**WORK TASK**
Scan the listing below for the word "icon", then copy each line that has it.

**RECORD EXCERPTS**
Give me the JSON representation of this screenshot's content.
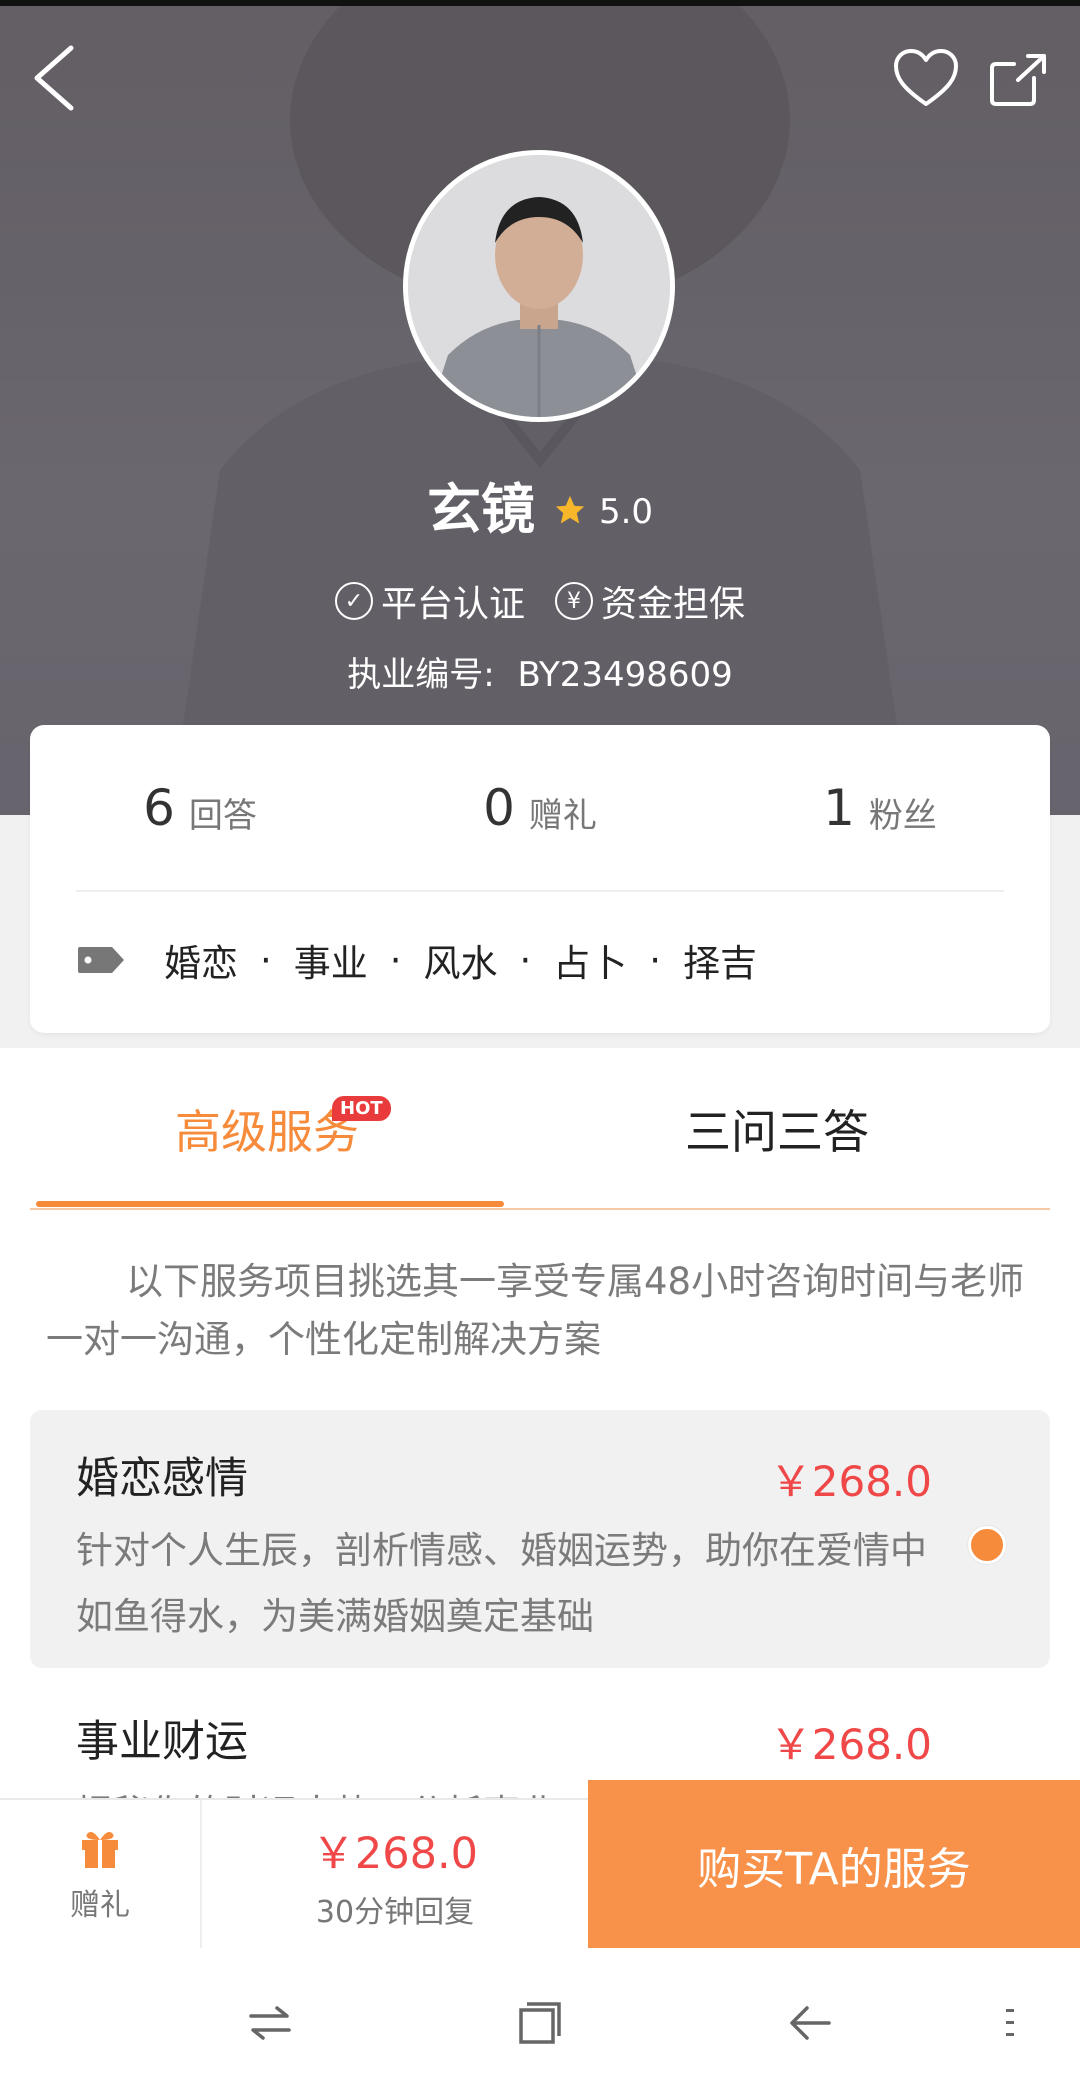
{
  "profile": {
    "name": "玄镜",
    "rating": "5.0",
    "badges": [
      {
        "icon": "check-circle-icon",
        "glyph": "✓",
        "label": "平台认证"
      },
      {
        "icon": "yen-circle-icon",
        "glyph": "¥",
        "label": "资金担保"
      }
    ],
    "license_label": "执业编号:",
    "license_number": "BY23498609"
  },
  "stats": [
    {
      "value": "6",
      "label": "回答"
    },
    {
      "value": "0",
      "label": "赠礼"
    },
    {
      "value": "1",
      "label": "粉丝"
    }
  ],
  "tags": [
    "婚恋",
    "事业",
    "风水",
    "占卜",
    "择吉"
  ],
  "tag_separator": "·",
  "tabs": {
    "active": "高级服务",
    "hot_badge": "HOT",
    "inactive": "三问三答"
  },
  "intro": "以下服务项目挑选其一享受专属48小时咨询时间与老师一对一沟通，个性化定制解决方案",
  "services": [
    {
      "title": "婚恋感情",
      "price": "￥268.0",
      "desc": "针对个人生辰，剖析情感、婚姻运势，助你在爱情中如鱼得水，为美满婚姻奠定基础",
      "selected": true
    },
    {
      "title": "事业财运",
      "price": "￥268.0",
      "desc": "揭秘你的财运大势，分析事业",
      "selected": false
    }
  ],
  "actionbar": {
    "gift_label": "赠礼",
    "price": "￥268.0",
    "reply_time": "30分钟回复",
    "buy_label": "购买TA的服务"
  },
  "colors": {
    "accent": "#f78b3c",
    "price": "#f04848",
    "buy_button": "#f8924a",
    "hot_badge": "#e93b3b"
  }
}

**SOLUTION TO THIS PROBLEM**
        "icon": "check-circle-icon",
        "icon": "yen-circle-icon",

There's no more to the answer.